"Killing a victim is worse than sexual offending against a victim and this case is an example of that."
Cowan had two convictions for molesting children before 2003, when he abducted and killed Daniel, 13, on the Sunshine Coast.
His more recent before that was in 1994 when he was sentenced to seven years' imprisonment for the horrific sexual assault of a six-year-old boy.
The former tow-truck driver served only half that term.
Tough stance to continue: A-G
Queensland Attorney-General Jarrod Bleijie said the government would continue to take the toughest stance on child-sex offenders.
"Everything we have done has been about preventing other families from going through what the Morcombes have had to endure," he said in a statement.
"We want Queensland to be the safest place to raise a child and we will do whatever we can to protect the most vulnerable in our community."
Cowan, a father of three, was also sentenced on Friday to three-and-a-half years' jail for indecently dealing with Daniel and two years for interfering with his corpse, to be served concurrently with his murder sentence.
The judge was required to sentence Cowan to a non-parole period of at least 15 years, but said she felt Cowan's crimes warranted a harsher penalty.
"Everything about what you did to that child was horrific and disgraceful," she told Cowan in the Brisbane courtroom.
"This is not just a murder, but a terrible murder. It has had widespread and shocking impacts."
The judge said Cowan had never shown any remorse for what he did, apart from feeling sorry for himself.
She added that his opportunistic offending in broad daylight drove "fear into the hearts" of everyone in the community.
Child protection advocate Hetty Johnston said Queensland laws needed to be changed to make it easier for judges to sentence paedophiles to even harsher sentences.
"This man should never, ever see the light of day again and whatever happened today should have made sure that sealed it," she told reporters outside court.
"I would have liked to have seen him just [get] life [for] life - you know, 50 years, 100 years no parole, just never let him out."
Daniel vanished while waiting for a bus at Woombye on the Sunshine Coast on December 7, 2003.
His remains were found in bushland at the Glass House Mountains in the Sunshine Coast hinterland in August and September 2011.
Daniel's parents, Bruce and Denise Morcombe, now child safety campaigners, were not in court, choosing to attend a fund-raiser instead.

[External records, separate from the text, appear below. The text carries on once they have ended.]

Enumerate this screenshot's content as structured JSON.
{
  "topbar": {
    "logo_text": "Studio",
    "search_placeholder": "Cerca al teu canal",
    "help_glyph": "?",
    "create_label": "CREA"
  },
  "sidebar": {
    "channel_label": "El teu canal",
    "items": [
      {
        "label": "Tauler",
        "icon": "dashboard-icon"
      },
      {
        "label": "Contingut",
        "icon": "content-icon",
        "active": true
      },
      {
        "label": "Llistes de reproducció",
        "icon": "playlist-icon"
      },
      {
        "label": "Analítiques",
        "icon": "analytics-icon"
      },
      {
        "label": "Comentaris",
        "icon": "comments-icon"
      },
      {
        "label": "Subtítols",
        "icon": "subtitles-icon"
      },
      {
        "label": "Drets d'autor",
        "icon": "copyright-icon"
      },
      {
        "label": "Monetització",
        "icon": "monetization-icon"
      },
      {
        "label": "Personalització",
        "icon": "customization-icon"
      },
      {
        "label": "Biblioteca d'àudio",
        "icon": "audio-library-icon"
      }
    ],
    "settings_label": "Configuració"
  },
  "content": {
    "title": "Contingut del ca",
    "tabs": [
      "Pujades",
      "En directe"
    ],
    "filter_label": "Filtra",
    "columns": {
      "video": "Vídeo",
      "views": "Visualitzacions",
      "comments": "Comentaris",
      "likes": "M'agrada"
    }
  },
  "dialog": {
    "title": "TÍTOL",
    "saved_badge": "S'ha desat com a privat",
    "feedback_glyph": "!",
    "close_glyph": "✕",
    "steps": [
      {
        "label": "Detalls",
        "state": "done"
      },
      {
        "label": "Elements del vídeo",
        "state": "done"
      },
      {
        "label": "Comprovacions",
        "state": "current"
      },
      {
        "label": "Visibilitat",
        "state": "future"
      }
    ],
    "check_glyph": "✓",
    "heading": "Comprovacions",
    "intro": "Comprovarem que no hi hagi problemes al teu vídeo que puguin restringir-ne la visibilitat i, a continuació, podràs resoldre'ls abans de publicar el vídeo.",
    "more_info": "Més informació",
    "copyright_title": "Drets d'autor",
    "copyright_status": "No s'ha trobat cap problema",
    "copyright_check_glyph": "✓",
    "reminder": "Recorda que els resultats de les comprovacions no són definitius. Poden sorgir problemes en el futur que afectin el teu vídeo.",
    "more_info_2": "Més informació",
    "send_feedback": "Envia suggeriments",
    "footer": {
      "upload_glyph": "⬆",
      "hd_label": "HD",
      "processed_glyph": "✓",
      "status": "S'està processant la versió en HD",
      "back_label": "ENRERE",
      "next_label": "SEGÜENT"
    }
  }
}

Reward Morcombe officers: Newman
Queensland Premier Campbell Newman says the undercover police officers who brought Daniel's murderer to justice should be rewarded.
The prosecution case succeeded after jurors were shown footage of Cowan confessing to the killing of 13-year-old Daniel in the presence of undercover police officers posing as members of a national criminal syndicate.
Asked if these officers needed to be rewarded for their undercover work in 2011, Mr Newman agreed.
"There are many ways that they can be acknowledged and rewarded for their efforts," the Premier told reporters in Houston, Texas.
"Just getting this result, having the satisfaction of bringing a predator like this to justice is reward enough for their great efforts."
But Police Commissioner Ian Stewart, who decides such rewards, expressed dismay that undercover police methods needed to be aired before a jury to secure Cowan's conviction.
"The more widely it's known, the less effective it becomes," Mr Stewart told reporters in Brisbane.